The cost of a ticket to a dinner these days ranges from $100 to several hundred dollars. However, it is not unusual for a contributor to purchase an entire table at a dinner, and that can cost $2,000 to $3,000, or more.
Lobbyist Krakover said he can remember 20 years ago when a ticket cost $15.
Other contributors say they have grown increasingly annoyed with the expectation that they will buy tickets to every dinner that comes along and with the hard sell practiced by some candidates and their campaign staffs.
Several contributors said they believe that the pressure to contribute large amounts of money has grown oppressive, and they say they would welcome proposed changes that would place limits on the amounts that can be given.
One longtime contributor said he has decided not to give any more money to local candidates.
"I'm sort of phasing out of the thing," said Morton Schwartz, a planning expediter who advises developers on how to meet city zoning requirements.
Called Cynical Business
"Contributing is such an entirely cynical business. My basic repulsion is getting out of control. I can't stand it anymore."

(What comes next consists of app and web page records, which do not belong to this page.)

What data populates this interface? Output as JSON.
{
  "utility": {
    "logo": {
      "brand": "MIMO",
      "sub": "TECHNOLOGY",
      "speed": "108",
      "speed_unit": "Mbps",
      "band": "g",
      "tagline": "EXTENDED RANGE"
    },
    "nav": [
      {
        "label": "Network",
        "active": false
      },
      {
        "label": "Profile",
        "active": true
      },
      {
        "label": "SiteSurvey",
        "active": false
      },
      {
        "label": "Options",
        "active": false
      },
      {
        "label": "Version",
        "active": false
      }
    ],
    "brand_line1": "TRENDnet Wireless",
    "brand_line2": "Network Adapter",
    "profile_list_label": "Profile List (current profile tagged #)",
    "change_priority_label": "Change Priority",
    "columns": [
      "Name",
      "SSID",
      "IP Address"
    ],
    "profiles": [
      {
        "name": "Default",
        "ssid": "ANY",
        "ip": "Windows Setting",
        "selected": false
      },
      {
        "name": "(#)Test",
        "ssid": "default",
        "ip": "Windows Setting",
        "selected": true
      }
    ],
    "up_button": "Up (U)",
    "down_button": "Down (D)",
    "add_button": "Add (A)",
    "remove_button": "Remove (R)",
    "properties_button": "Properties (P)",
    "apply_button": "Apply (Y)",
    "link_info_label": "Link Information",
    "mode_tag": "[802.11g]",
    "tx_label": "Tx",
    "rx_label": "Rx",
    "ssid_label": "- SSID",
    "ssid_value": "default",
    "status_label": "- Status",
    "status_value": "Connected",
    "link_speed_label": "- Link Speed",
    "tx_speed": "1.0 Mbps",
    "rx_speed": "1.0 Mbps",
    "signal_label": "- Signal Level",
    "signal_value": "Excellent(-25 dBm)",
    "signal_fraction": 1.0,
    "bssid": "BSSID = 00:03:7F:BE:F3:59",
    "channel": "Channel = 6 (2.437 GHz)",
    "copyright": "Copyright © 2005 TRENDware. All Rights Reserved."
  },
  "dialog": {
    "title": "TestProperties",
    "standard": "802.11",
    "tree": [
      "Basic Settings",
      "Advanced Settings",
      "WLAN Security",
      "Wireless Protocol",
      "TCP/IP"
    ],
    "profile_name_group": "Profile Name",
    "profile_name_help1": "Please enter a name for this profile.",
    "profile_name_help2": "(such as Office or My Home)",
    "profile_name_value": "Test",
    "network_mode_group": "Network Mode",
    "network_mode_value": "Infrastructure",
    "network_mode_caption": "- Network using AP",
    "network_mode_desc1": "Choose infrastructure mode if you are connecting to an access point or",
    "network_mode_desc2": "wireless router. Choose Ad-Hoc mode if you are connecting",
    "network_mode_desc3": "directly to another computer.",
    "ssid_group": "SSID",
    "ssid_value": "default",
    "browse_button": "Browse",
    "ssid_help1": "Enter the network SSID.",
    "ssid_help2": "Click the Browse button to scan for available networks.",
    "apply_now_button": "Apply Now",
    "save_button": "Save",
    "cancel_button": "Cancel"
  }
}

Late last year, two of the city's most prominent political activists, Democrat Bruce Corwin and Republican Bert Boeckmann, businessmen who have given thousands of dollars in campaign contributions, lent their support to a movement to put limits, for the first time in Los Angeles, on the amounts of allowable contributions.
Led by City Councilman Ernani Bernardi and reluctantly sanctioned by a majority of the council, the effort led to a proposed City Charter amendment, to go before voters on April 9, that would prohibit contributions of more than $500 per election to a council candidate and more than $1,000 per election to a candidate for citywide office.
Research for this story was conducted by The Times Poll, under the direction of Susan Pinkus. STUDYING THE CONTRIBUTORS
The Times' computer survey of contributors to Mayor Tom Bradley and his chief rival in the 1985 mayor's race, City Councilman John Ferraro, focused on 1,573 contributors--those responsible for 99.3% of $2.5 million given to the two candidates.
The study sought to identify contributors by age, employment, income, political party, race, and religion. The people polled also were asked if they were homeowners or if they belonged to a union.
Contributors were asked if they do business with the city, or whether they or their clients look to the city for rulings favorable to their interests. They also were asked why they gave and whether they expected to derive some benefit from having contributed. About 60% of the 1,573 contributors answered the questions.
Bradley received his share of the contributions, 69%, during the two years following his unsuccessful 1982 campaign for governor. Ferraro received his portion during the three years following his successful 1981 campaign for reelection to the Los Angeles City Council.
This analysis does not include contributions made after Dec. 31, 1984.